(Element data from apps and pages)
──────────────────────────────

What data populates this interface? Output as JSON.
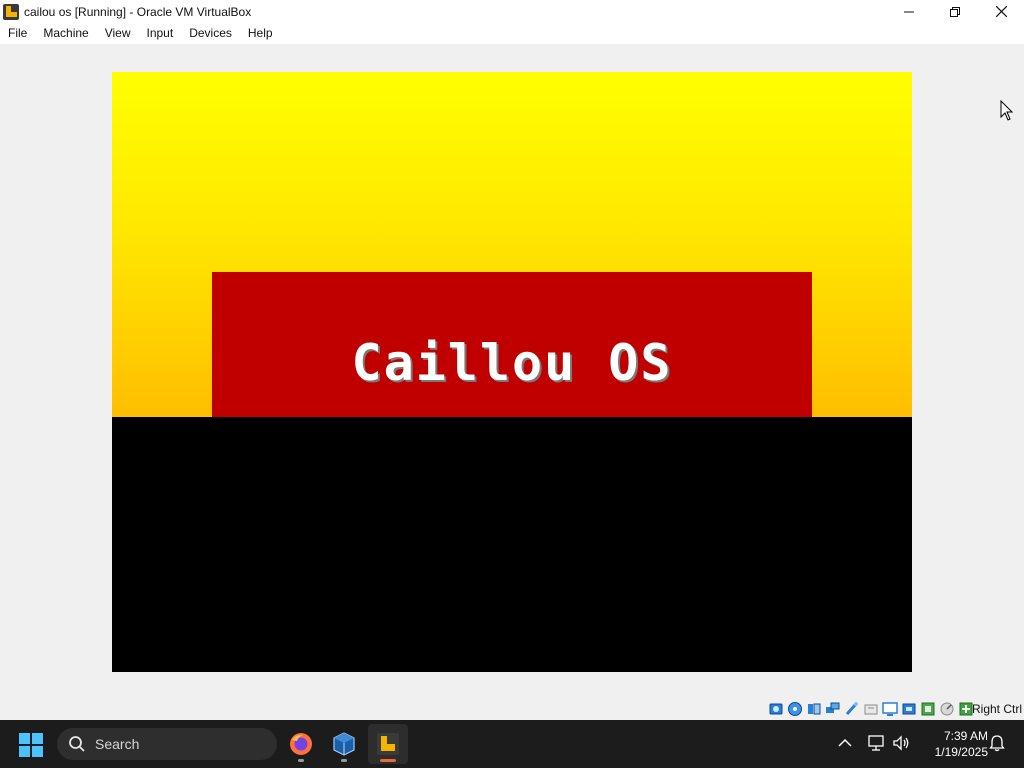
{
  "window": {
    "title": "cailou os [Running] - Oracle VM VirtualBox",
    "controls": [
      "minimize",
      "maximize",
      "close"
    ]
  },
  "menu": {
    "items": [
      "File",
      "Machine",
      "View",
      "Input",
      "Devices",
      "Help"
    ]
  },
  "vm_screen": {
    "title": "Caillou OS",
    "colors": {
      "sky_top": "#ffff00",
      "sky_bottom": "#ffbe00",
      "banner": "#c00000",
      "ground": "#000000",
      "text": "#ffffff"
    }
  },
  "statusbar": {
    "icons": [
      "hard-disk-icon",
      "optical-drive-icon",
      "audio-icon",
      "network-icon",
      "usb-icon",
      "shared-folders-icon",
      "display-icon",
      "video-capture-icon",
      "recording-icon",
      "cpu-icon",
      "mouse-integration-icon",
      "host-key-icon"
    ],
    "host_key": "Right Ctrl"
  },
  "taskbar": {
    "search_label": "Search",
    "apps": [
      {
        "name": "firefox-icon",
        "active": false
      },
      {
        "name": "virtualbox-icon",
        "active": false
      },
      {
        "name": "caillou-os-vm-icon",
        "active": true
      }
    ],
    "clock": {
      "time": "7:39 AM",
      "date": "1/19/2025"
    }
  }
}
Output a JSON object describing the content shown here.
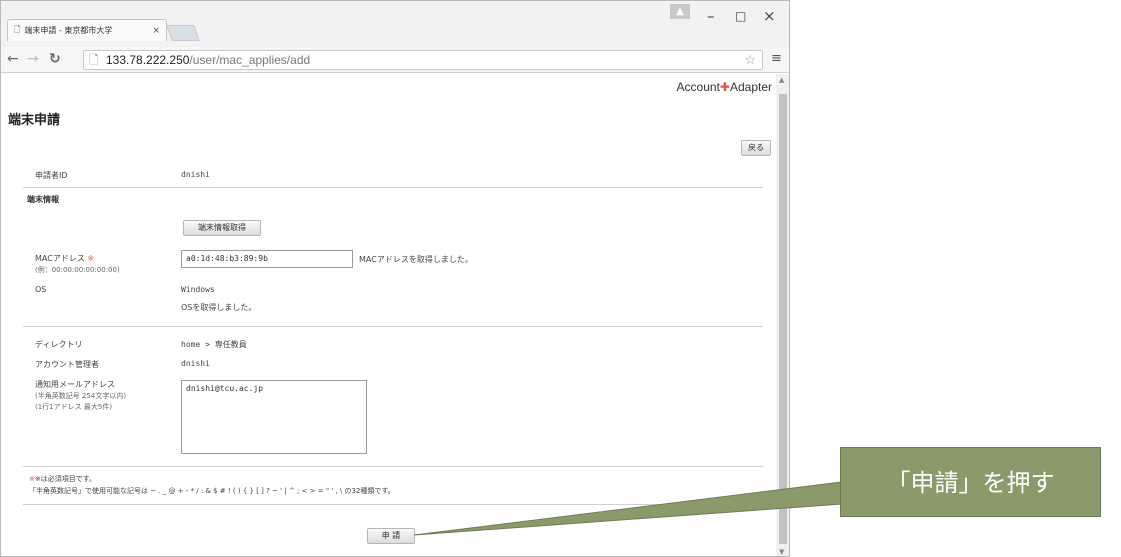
{
  "browser": {
    "tab_title": "端末申請 - 東京都市大学",
    "tab_close": "×",
    "url_host": "133.78.222.250",
    "url_path": "/user/mac_applies/add",
    "window_controls": [
      "–",
      "□",
      "×"
    ]
  },
  "page": {
    "logo_text_1": "Account",
    "logo_text_2": "Adapter",
    "title": "端末申請",
    "back_button": "戻る",
    "applicant_label": "申請者ID",
    "applicant_value": "dnishi",
    "device_section": "端末情報",
    "get_info_button": "端末情報取得",
    "mac_label": "MACアドレス",
    "mac_required": "※",
    "mac_example": "(例：00:00:00:00:00:00)",
    "mac_value": "a0:1d:48:b3:89:9b",
    "mac_status": "MACアドレスを取得しました。",
    "os_label": "OS",
    "os_value": "Windows",
    "os_status": "OSを取得しました。",
    "directory_label": "ディレクトリ",
    "directory_value": "home > 専任教員",
    "account_manager_label": "アカウント管理者",
    "account_manager_value": "dnishi",
    "email_label": "通知用メールアドレス",
    "email_note_1": "(半角英数記号 254文字以内)",
    "email_note_2": "(1行1アドレス 最大5件)",
    "email_value": "dnishi@tcu.ac.jp",
    "required_note": "※は必須項目です。",
    "symbols_note": "「半角英数記号」で使用可能な記号は ~ . _ @ + - * / : & $ # ! ( ) { } [ ] ? ~ ' | ^ ; < > = \" ' , \\ の32種類です。",
    "submit_button": "申 請"
  },
  "annotation": {
    "callout_text": "「申請」を押す"
  },
  "colors": {
    "callout_bg": "#8b9a6b",
    "required": "#e05a5a"
  }
}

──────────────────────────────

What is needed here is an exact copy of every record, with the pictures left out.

Finished exercise
What data populates this interface? Output as JSON.
{
  "window": {
    "title": "cailou os [Running] - Oracle VM VirtualBox",
    "controls": [
      "minimize",
      "maximize",
      "close"
    ]
  },
  "menu": {
    "items": [
      "File",
      "Machine",
      "View",
      "Input",
      "Devices",
      "Help"
    ]
  },
  "vm_screen": {
    "title": "Caillou OS",
    "colors": {
      "sky_top": "#ffff00",
      "sky_bottom": "#ffbe00",
      "banner": "#c00000",
      "ground": "#000000",
      "text": "#ffffff"
    }
  },
  "statusbar": {
    "icons": [
      "hard-disk-icon",
      "optical-drive-icon",
      "audio-icon",
      "network-icon",
      "usb-icon",
      "shared-folders-icon",
      "display-icon",
      "video-capture-icon",
      "recording-icon",
      "cpu-icon",
      "mouse-integration-icon",
      "host-key-icon"
    ],
    "host_key": "Right Ctrl"
  },
  "taskbar": {
    "search_label": "Search",
    "apps": [
      {
        "name": "firefox-icon",
        "active": false
      },
      {
        "name": "virtualbox-icon",
        "active": false
      },
      {
        "name": "caillou-os-vm-icon",
        "active": true
      }
    ],
    "clock": {
      "time": "7:39 AM",
      "date": "1/19/2025"
    }
  }
}
Output a JSON object describing the content shown here.
{
  "browser": {
    "tab_title": "端末申請 - 東京都市大学",
    "tab_close": "×",
    "url_host": "133.78.222.250",
    "url_path": "/user/mac_applies/add",
    "window_controls": [
      "–",
      "□",
      "×"
    ]
  },
  "page": {
    "logo_text_1": "Account",
    "logo_text_2": "Adapter",
    "title": "端末申請",
    "back_button": "戻る",
    "applicant_label": "申請者ID",
    "applicant_value": "dnishi",
    "device_section": "端末情報",
    "get_info_button": "端末情報取得",
    "mac_label": "MACアドレス",
    "mac_required": "※",
    "mac_example": "(例：00:00:00:00:00:00)",
    "mac_value": "a0:1d:48:b3:89:9b",
    "mac_status": "MACアドレスを取得しました。",
    "os_label": "OS",
    "os_value": "Windows",
    "os_status": "OSを取得しました。",
    "directory_label": "ディレクトリ",
    "directory_value": "home > 専任教員",
    "account_manager_label": "アカウント管理者",
    "account_manager_value": "dnishi",
    "email_label": "通知用メールアドレス",
    "email_note_1": "(半角英数記号 254文字以内)",
    "email_note_2": "(1行1アドレス 最大5件)",
    "email_value": "dnishi@tcu.ac.jp",
    "required_note": "※は必須項目です。",
    "symbols_note": "「半角英数記号」で使用可能な記号は ~ . _ @ + - * / : & $ # ! ( ) { } [ ] ? ~ ' | ^ ; < > = \" ' , \\ の32種類です。",
    "submit_button": "申 請"
  },
  "annotation": {
    "callout_text": "「申請」を押す"
  },
  "colors": {
    "callout_bg": "#8b9a6b",
    "required": "#e05a5a"
  }
}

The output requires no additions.